My thoughts calmed down. I would do what I could. I decided not to try to plan, but rather to just react. I would simply go in to the IDC, and try to make a new friend.
We then crossed the street to the IDC, fought our way through a jostling crowd to a guard handing out forms, and sat to fill these forms out.
Once the forms were filled out, we presented them to a very, VERY grumpy lady. She yelled at one of my daughters when she didn’t step up and present her forms quickly enough when the person in front of her left. I was all prepared to give her a stern look when it was my turn, a “don’t-you-yell-at-my-daughter!” look. But she was really, really mean-looking! So I demurely gave her my form, prayed I hadn’t made any mistakes, and breathed a sigh of relief when she stamped my form and motioned me to get-the-heck-out. I moved along. Rapidly.
Once that was done, we had about an hour before we would be able to enter the IDC and meet our new friends. We spent the time putting together the care packages and learning about the people we would visit (based on notes of people who had previously visited).
The list of people our group was to meet with was fairly broad. Most were from Pakistan or Afghanistan, but there were a few from sub-Saharan Africa and one man from Syria.
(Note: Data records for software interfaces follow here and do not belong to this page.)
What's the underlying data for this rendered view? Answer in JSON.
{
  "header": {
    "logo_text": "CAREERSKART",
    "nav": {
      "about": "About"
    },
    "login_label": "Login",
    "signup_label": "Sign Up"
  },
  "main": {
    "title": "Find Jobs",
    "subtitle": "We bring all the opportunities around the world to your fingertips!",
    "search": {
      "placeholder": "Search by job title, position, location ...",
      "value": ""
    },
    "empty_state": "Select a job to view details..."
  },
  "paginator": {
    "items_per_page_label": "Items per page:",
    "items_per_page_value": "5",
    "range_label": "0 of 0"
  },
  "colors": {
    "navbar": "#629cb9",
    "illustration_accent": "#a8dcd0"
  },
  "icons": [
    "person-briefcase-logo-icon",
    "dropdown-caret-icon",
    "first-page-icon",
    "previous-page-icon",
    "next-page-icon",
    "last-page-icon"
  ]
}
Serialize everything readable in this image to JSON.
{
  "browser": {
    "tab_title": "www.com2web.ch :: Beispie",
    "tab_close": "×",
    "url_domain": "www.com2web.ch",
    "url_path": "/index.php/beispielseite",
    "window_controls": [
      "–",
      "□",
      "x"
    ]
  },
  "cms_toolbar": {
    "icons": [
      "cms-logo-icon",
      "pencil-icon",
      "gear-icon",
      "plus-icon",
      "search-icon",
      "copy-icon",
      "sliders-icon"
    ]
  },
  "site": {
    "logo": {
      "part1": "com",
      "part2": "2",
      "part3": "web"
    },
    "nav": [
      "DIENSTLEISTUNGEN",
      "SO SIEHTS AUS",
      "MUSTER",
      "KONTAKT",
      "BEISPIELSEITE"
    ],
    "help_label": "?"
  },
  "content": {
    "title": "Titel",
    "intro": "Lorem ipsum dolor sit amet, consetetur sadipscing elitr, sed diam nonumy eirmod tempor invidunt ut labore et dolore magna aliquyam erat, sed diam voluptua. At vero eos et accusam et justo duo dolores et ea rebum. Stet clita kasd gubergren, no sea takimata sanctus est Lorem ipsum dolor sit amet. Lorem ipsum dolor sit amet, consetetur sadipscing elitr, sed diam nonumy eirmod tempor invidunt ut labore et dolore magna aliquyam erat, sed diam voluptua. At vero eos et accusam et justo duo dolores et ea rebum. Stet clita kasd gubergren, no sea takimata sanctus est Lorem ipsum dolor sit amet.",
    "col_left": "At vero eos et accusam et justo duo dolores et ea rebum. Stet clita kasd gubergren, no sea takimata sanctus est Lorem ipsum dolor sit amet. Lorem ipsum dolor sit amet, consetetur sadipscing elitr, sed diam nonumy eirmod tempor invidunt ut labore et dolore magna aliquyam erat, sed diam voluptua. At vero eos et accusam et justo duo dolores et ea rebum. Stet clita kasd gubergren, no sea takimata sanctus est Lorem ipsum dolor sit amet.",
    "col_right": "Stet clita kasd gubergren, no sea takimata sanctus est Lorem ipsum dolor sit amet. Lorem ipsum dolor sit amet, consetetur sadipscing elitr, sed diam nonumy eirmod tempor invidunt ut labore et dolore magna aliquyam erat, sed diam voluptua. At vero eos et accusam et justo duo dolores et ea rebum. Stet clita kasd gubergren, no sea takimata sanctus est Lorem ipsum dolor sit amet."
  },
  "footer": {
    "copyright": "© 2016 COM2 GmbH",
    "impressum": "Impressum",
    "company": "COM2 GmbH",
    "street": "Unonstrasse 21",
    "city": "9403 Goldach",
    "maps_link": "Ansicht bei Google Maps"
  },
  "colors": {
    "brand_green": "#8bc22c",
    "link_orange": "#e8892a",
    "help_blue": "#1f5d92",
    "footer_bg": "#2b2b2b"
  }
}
There was even an American man who had overstayed his visa and couldn’t afford to pay the fine for doing so.
When it was time to enter, we crossed back to the IDC and got in line. Women were allowed in first, and the men followed after. All bags had to be checked at the entrance. No phones or cameras were allowed in either. So I put everything except the care package I had brought into a locker. The care package I gave to a guard at the entrance. The name of my new friend was stapled to the bag, and I was assured he would receive it (I later found out there is very little corruption at the IDC and everything we dropped off for the people living there always got safely to them).
Once the care package was dropped off I stepped through a metal detector and into a large, loud, cramped room. The room was divided down the middle by two fences running parallel, about three meters apart. The two fences created a buffer space in the middle, too large to hand anything directly from a visitor to a detainee. Guards patrolled the space between the fences.
The room was loud. Really loud. Imagine a couple of hundred people, all paired off and trying to have conversations, but separated by fences and kept about three meters apart. You had to shout to be heard. But your shouting made it more difficult for the people next to you to hear what their partners were saying, so they had to shout louder. But that made it more difficult for you to hear anything, so you shouted even louder. It was a vicious circle.
It was loud. There was shouting.
I ended up making several trips to the IDC during my time in Bangkok. I visited with the American stuck from overstaying his visa. I visited with an Afghani family, the boy showing me the scars on his back and chest where the police had tortured him and telling me of how his sister was killed. I visited with a Nigerian man who was almost driven mad by a skin rash he had picked up living in the IDC.
My daughters spoke with girls their own age, and they were surprised to find how much they had in common with those girls. They talked about jewelry, and books, and TV, and school.
We all made new friends.
And then we would leave, after only 15 minutes or so of the visiting hour, because in that time the families could see each other. For the rest of my life, I will never, ever forget the tenderness with which I saw the father of the Afghani family I met put his hand on his wife’s shoulder and look at her.
And I will never, ever forget that with a mere two hours of my time I did something that meant a great deal to people who simply don’t deserve all the pain and misery they have been served. Because travel, “refugee” is no longer an abstract concept to me; now it is human.
Even what may seem like an insignificant amount of help to you can make a difference. If you are curious what you can do to help refugees, I suggest you start here.